### [WHAT TO DO]
Please keep the images out and set down the data exactly as given.

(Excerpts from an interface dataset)
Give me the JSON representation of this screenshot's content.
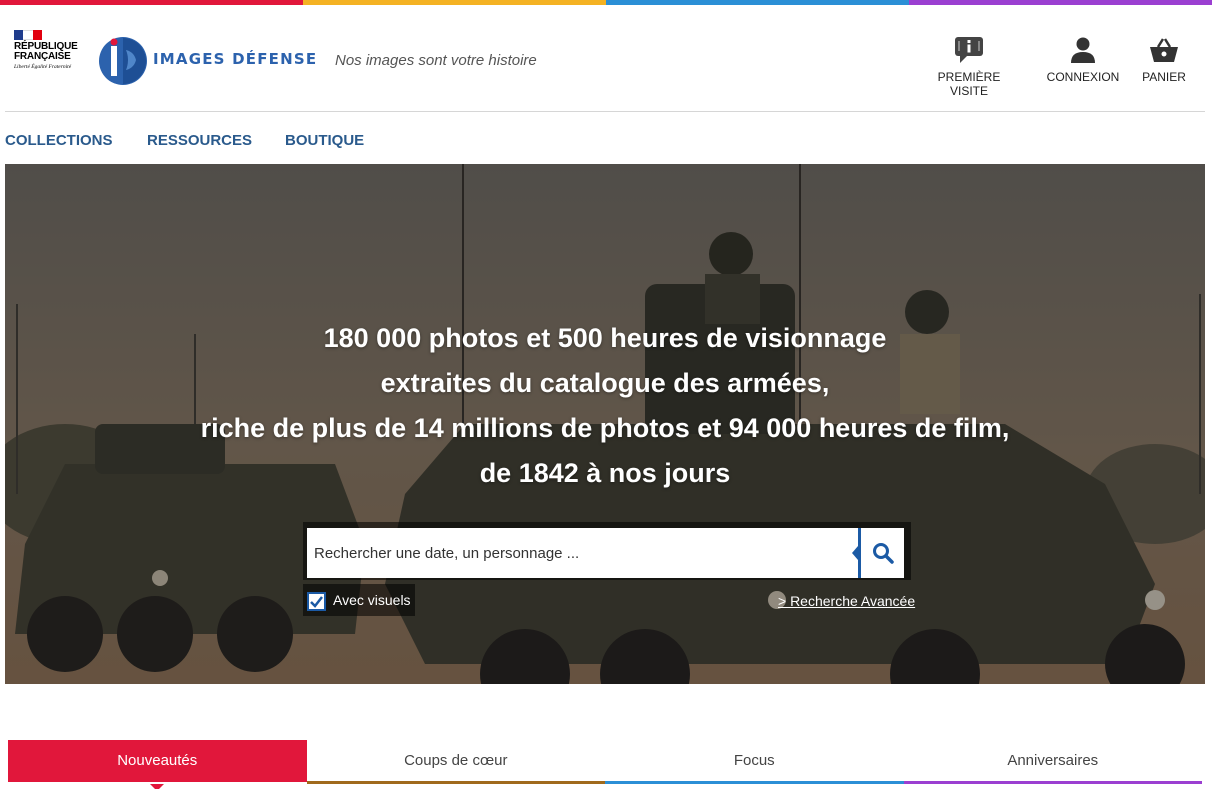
{
  "colors": {
    "brand_blue": "#2c62ad",
    "accent_red": "#e1173b",
    "stripe": [
      "#e1173b",
      "#f4b223",
      "#2b8fd6",
      "#9b3fd1"
    ]
  },
  "header": {
    "republique_line1": "RÉPUBLIQUE",
    "republique_line2": "FRANÇAISE",
    "devise": "Liberté Égalité Fraternité",
    "logo_text": "IMAGES DÉFENSE",
    "tagline": "Nos images sont votre histoire",
    "buttons": [
      {
        "label": "PREMIÈRE VISITE",
        "icon": "info-icon"
      },
      {
        "label": "CONNEXION",
        "icon": "user-icon"
      },
      {
        "label": "PANIER",
        "icon": "basket-icon"
      }
    ]
  },
  "nav": {
    "items": [
      "COLLECTIONS",
      "RESSOURCES",
      "BOUTIQUE"
    ]
  },
  "hero": {
    "line1": "180 000 photos et 500 heures de visionnage",
    "line2": "extraites du catalogue des armées,",
    "line3": "riche de plus de 14 millions de photos et 94 000 heures de film,",
    "line4": "de 1842 à nos jours",
    "search_placeholder": "Rechercher une date, un personnage ...",
    "search_icon": "search-icon",
    "checkbox_label": "Avec visuels",
    "checkbox_checked": true,
    "advanced_link": "> Recherche Avancée"
  },
  "tabs": [
    {
      "label": "Nouveautés",
      "active": true
    },
    {
      "label": "Coups de cœur",
      "active": false
    },
    {
      "label": "Focus",
      "active": false
    },
    {
      "label": "Anniversaires",
      "active": false
    }
  ]
}
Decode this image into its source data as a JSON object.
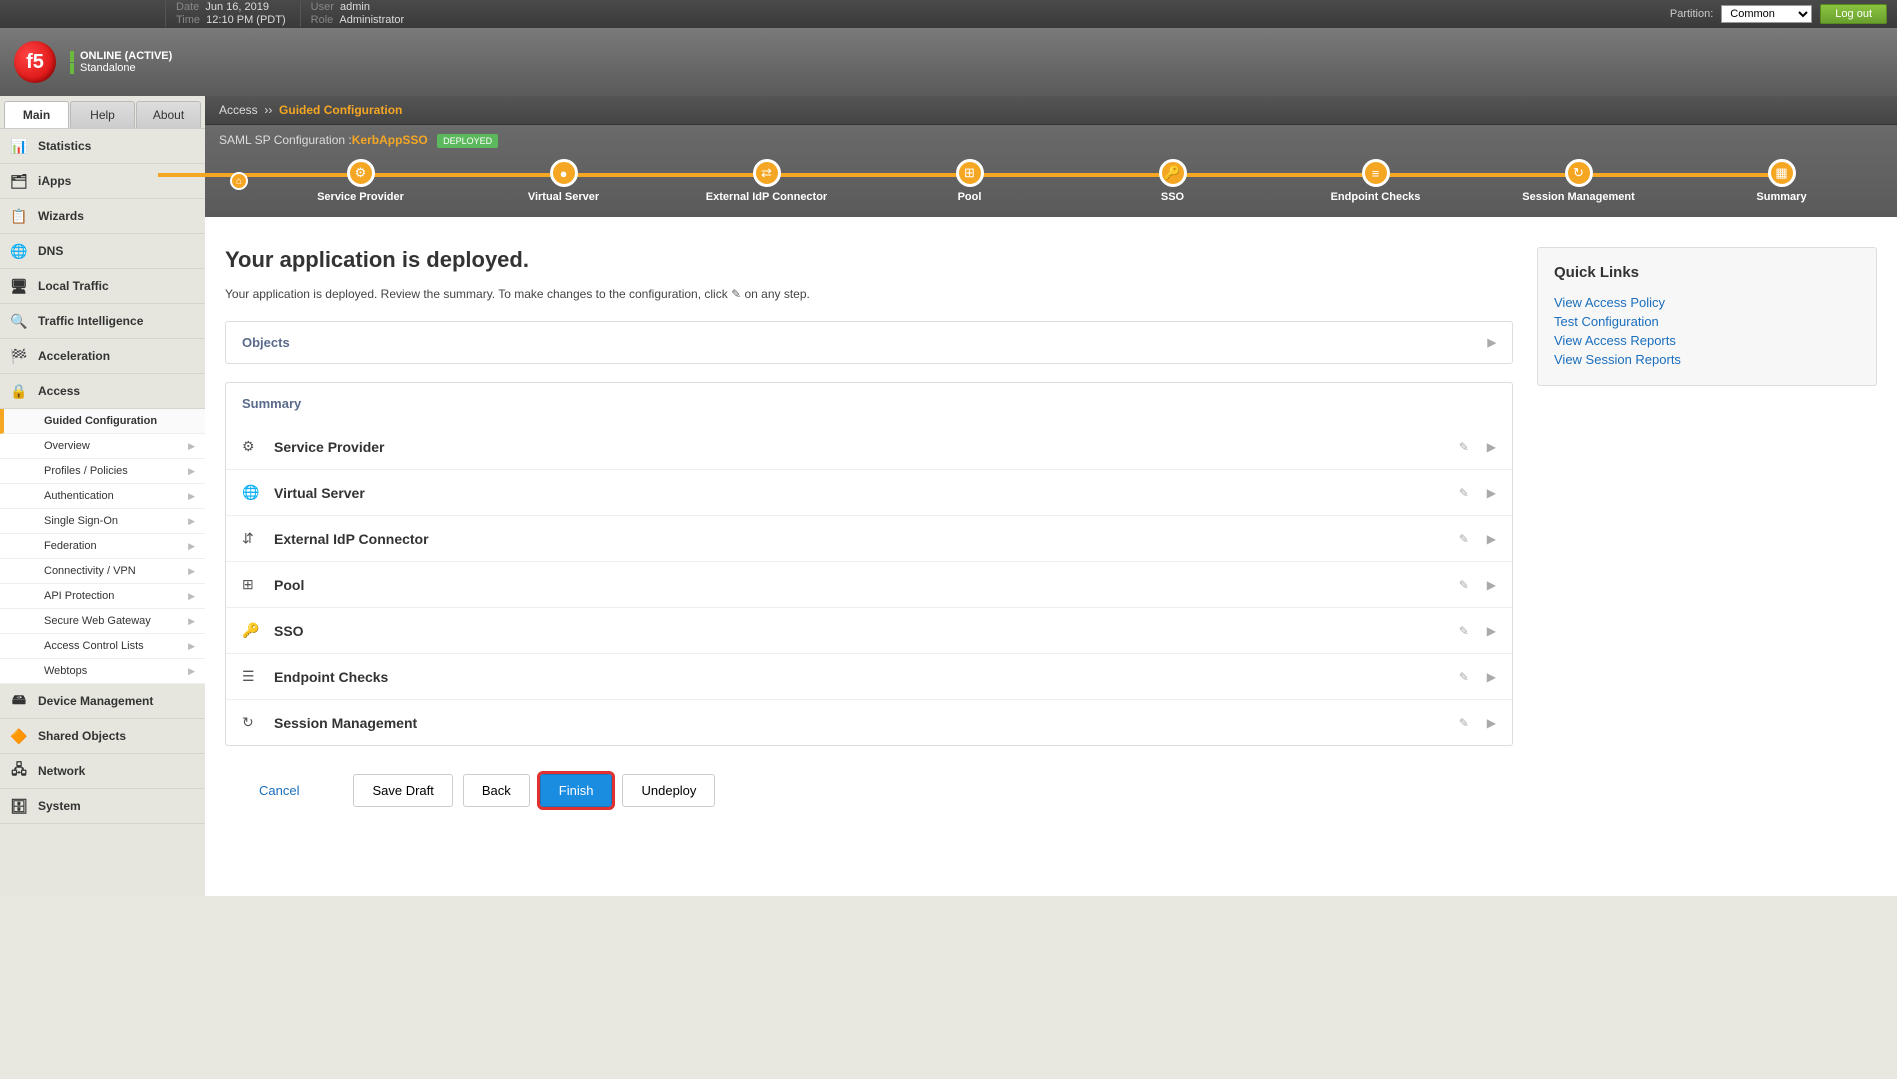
{
  "topbar": {
    "date_label": "Date",
    "date_value": "Jun 16, 2019",
    "time_label": "Time",
    "time_value": "12:10 PM (PDT)",
    "user_label": "User",
    "user_value": "admin",
    "role_label": "Role",
    "role_value": "Administrator",
    "partition_label": "Partition:",
    "partition_value": "Common",
    "logout": "Log out"
  },
  "header": {
    "logo_text": "f5",
    "status_line1": "ONLINE (ACTIVE)",
    "status_line2": "Standalone"
  },
  "tabs": {
    "main": "Main",
    "help": "Help",
    "about": "About"
  },
  "nav": {
    "statistics": "Statistics",
    "iapps": "iApps",
    "wizards": "Wizards",
    "dns": "DNS",
    "local_traffic": "Local Traffic",
    "traffic_intel": "Traffic Intelligence",
    "acceleration": "Acceleration",
    "access": "Access",
    "device_mgmt": "Device Management",
    "shared": "Shared Objects",
    "network": "Network",
    "system": "System"
  },
  "access_sub": [
    {
      "label": "Guided Configuration",
      "active": true,
      "caret": false
    },
    {
      "label": "Overview",
      "active": false,
      "caret": true
    },
    {
      "label": "Profiles / Policies",
      "active": false,
      "caret": true
    },
    {
      "label": "Authentication",
      "active": false,
      "caret": true
    },
    {
      "label": "Single Sign-On",
      "active": false,
      "caret": true
    },
    {
      "label": "Federation",
      "active": false,
      "caret": true
    },
    {
      "label": "Connectivity / VPN",
      "active": false,
      "caret": true
    },
    {
      "label": "API Protection",
      "active": false,
      "caret": true
    },
    {
      "label": "Secure Web Gateway",
      "active": false,
      "caret": true
    },
    {
      "label": "Access Control Lists",
      "active": false,
      "caret": true
    },
    {
      "label": "Webtops",
      "active": false,
      "caret": true
    }
  ],
  "breadcrumb": {
    "root": "Access",
    "sep": "››",
    "current": "Guided Configuration"
  },
  "config": {
    "prefix": "SAML SP Configuration :",
    "name": "KerbAppSSO",
    "badge": "DEPLOYED"
  },
  "steps": [
    {
      "label": "",
      "icon": "⌂",
      "small": true
    },
    {
      "label": "Service Provider",
      "icon": "⚙"
    },
    {
      "label": "Virtual Server",
      "icon": "●"
    },
    {
      "label": "External IdP Connector",
      "icon": "⇄"
    },
    {
      "label": "Pool",
      "icon": "⊞"
    },
    {
      "label": "SSO",
      "icon": "🔑"
    },
    {
      "label": "Endpoint Checks",
      "icon": "≡"
    },
    {
      "label": "Session Management",
      "icon": "↻"
    },
    {
      "label": "Summary",
      "icon": "▦"
    }
  ],
  "page": {
    "title": "Your application is deployed.",
    "desc_before": "Your application is deployed. Review the summary. To make changes to the configuration, click ",
    "desc_after": " on any step."
  },
  "objects_panel": "Objects",
  "summary_panel": "Summary",
  "summary_rows": [
    {
      "icon": "⚙",
      "label": "Service Provider"
    },
    {
      "icon": "🌐",
      "label": "Virtual Server"
    },
    {
      "icon": "⇵",
      "label": "External IdP Connector"
    },
    {
      "icon": "⊞",
      "label": "Pool"
    },
    {
      "icon": "🔑",
      "label": "SSO"
    },
    {
      "icon": "☰",
      "label": "Endpoint Checks"
    },
    {
      "icon": "↻",
      "label": "Session Management"
    }
  ],
  "quicklinks": {
    "title": "Quick Links",
    "links": [
      "View Access Policy",
      "Test Configuration",
      "View Access Reports",
      "View Session Reports"
    ]
  },
  "actions": {
    "cancel": "Cancel",
    "save_draft": "Save Draft",
    "back": "Back",
    "finish": "Finish",
    "undeploy": "Undeploy"
  }
}
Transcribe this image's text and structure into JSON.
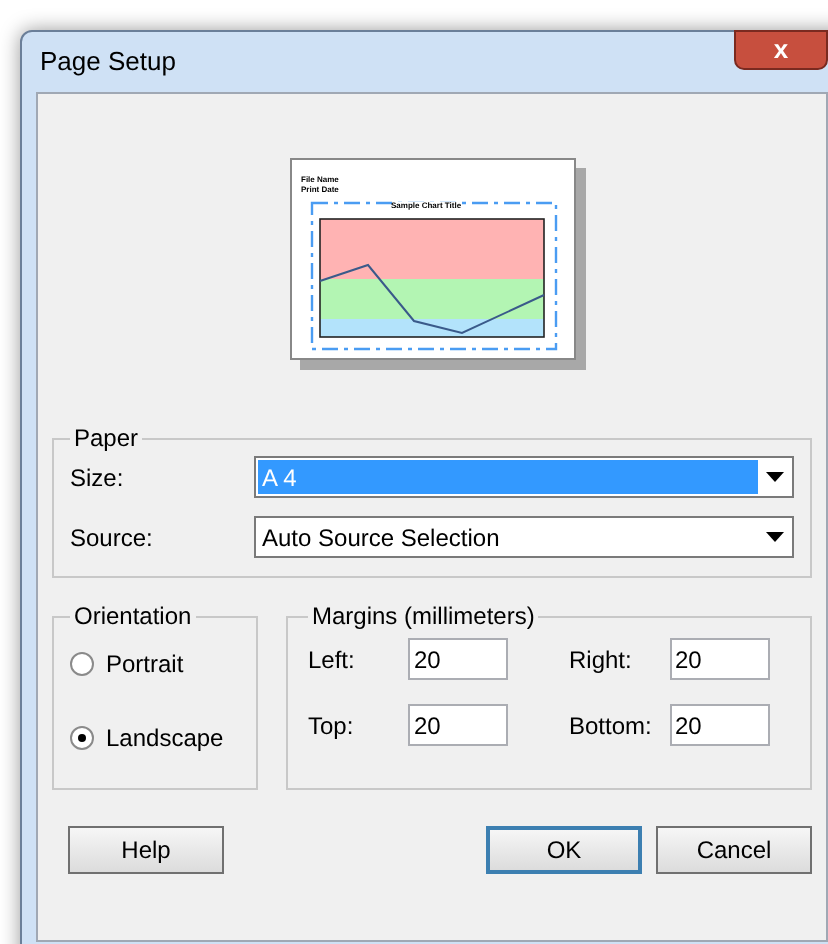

### [YOUR RESPONSE]
Give me the JSON representation of this screenshot's content.
{
  "colors": {
    "brand_blue": "#2c62ad",
    "accent_red": "#e1173b",
    "stripe": [
      "#e1173b",
      "#f4b223",
      "#2b8fd6",
      "#9b3fd1"
    ]
  },
  "header": {
    "republique_line1": "RÉPUBLIQUE",
    "republique_line2": "FRANÇAISE",
    "devise": "Liberté Égalité Fraternité",
    "logo_text": "IMAGES DÉFENSE",
    "tagline": "Nos images sont votre histoire",
    "buttons": [
      {
        "label": "PREMIÈRE VISITE",
        "icon": "info-icon"
      },
      {
        "label": "CONNEXION",
        "icon": "user-icon"
      },
      {
        "label": "PANIER",
        "icon": "basket-icon"
      }
    ]
  },
  "nav": {
    "items": [
      "COLLECTIONS",
      "RESSOURCES",
      "BOUTIQUE"
    ]
  },
  "hero": {
    "line1": "180 000 photos et 500 heures de visionnage",
    "line2": "extraites du catalogue des armées,",
    "line3": "riche de plus de 14 millions de photos et 94 000 heures de film,",
    "line4": "de 1842 à nos jours",
    "search_placeholder": "Rechercher une date, un personnage ...",
    "search_icon": "search-icon",
    "checkbox_label": "Avec visuels",
    "checkbox_checked": true,
    "advanced_link": "> Recherche Avancée"
  },
  "tabs": [
    {
      "label": "Nouveautés",
      "active": true
    },
    {
      "label": "Coups de cœur",
      "active": false
    },
    {
      "label": "Focus",
      "active": false
    },
    {
      "label": "Anniversaires",
      "active": false
    }
  ]
}
Decode this image into its source data as a JSON object.
{
  "topbar": {
    "date_label": "Date",
    "date_value": "Jun 16, 2019",
    "time_label": "Time",
    "time_value": "12:10 PM (PDT)",
    "user_label": "User",
    "user_value": "admin",
    "role_label": "Role",
    "role_value": "Administrator",
    "partition_label": "Partition:",
    "partition_value": "Common",
    "logout": "Log out"
  },
  "header": {
    "logo_text": "f5",
    "status_line1": "ONLINE (ACTIVE)",
    "status_line2": "Standalone"
  },
  "tabs": {
    "main": "Main",
    "help": "Help",
    "about": "About"
  },
  "nav": {
    "statistics": "Statistics",
    "iapps": "iApps",
    "wizards": "Wizards",
    "dns": "DNS",
    "local_traffic": "Local Traffic",
    "traffic_intel": "Traffic Intelligence",
    "acceleration": "Acceleration",
    "access": "Access",
    "device_mgmt": "Device Management",
    "shared": "Shared Objects",
    "network": "Network",
    "system": "System"
  },
  "access_sub": [
    {
      "label": "Guided Configuration",
      "active": true,
      "caret": false
    },
    {
      "label": "Overview",
      "active": false,
      "caret": true
    },
    {
      "label": "Profiles / Policies",
      "active": false,
      "caret": true
    },
    {
      "label": "Authentication",
      "active": false,
      "caret": true
    },
    {
      "label": "Single Sign-On",
      "active": false,
      "caret": true
    },
    {
      "label": "Federation",
      "active": false,
      "caret": true
    },
    {
      "label": "Connectivity / VPN",
      "active": false,
      "caret": true
    },
    {
      "label": "API Protection",
      "active": false,
      "caret": true
    },
    {
      "label": "Secure Web Gateway",
      "active": false,
      "caret": true
    },
    {
      "label": "Access Control Lists",
      "active": false,
      "caret": true
    },
    {
      "label": "Webtops",
      "active": false,
      "caret": true
    }
  ],
  "breadcrumb": {
    "root": "Access",
    "sep": "››",
    "current": "Guided Configuration"
  },
  "config": {
    "prefix": "SAML SP Configuration :",
    "name": "KerbAppSSO",
    "badge": "DEPLOYED"
  },
  "steps": [
    {
      "label": "",
      "icon": "⌂",
      "small": true
    },
    {
      "label": "Service Provider",
      "icon": "⚙"
    },
    {
      "label": "Virtual Server",
      "icon": "●"
    },
    {
      "label": "External IdP Connector",
      "icon": "⇄"
    },
    {
      "label": "Pool",
      "icon": "⊞"
    },
    {
      "label": "SSO",
      "icon": "🔑"
    },
    {
      "label": "Endpoint Checks",
      "icon": "≡"
    },
    {
      "label": "Session Management",
      "icon": "↻"
    },
    {
      "label": "Summary",
      "icon": "▦"
    }
  ],
  "page": {
    "title": "Your application is deployed.",
    "desc_before": "Your application is deployed. Review the summary. To make changes to the configuration, click ",
    "desc_after": " on any step."
  },
  "objects_panel": "Objects",
  "summary_panel": "Summary",
  "summary_rows": [
    {
      "icon": "⚙",
      "label": "Service Provider"
    },
    {
      "icon": "🌐",
      "label": "Virtual Server"
    },
    {
      "icon": "⇵",
      "label": "External IdP Connector"
    },
    {
      "icon": "⊞",
      "label": "Pool"
    },
    {
      "icon": "🔑",
      "label": "SSO"
    },
    {
      "icon": "☰",
      "label": "Endpoint Checks"
    },
    {
      "icon": "↻",
      "label": "Session Management"
    }
  ],
  "quicklinks": {
    "title": "Quick Links",
    "links": [
      "View Access Policy",
      "Test Configuration",
      "View Access Reports",
      "View Session Reports"
    ]
  },
  "actions": {
    "cancel": "Cancel",
    "save_draft": "Save Draft",
    "back": "Back",
    "finish": "Finish",
    "undeploy": "Undeploy"
  }
}
Transcribe this image's text and structure into JSON.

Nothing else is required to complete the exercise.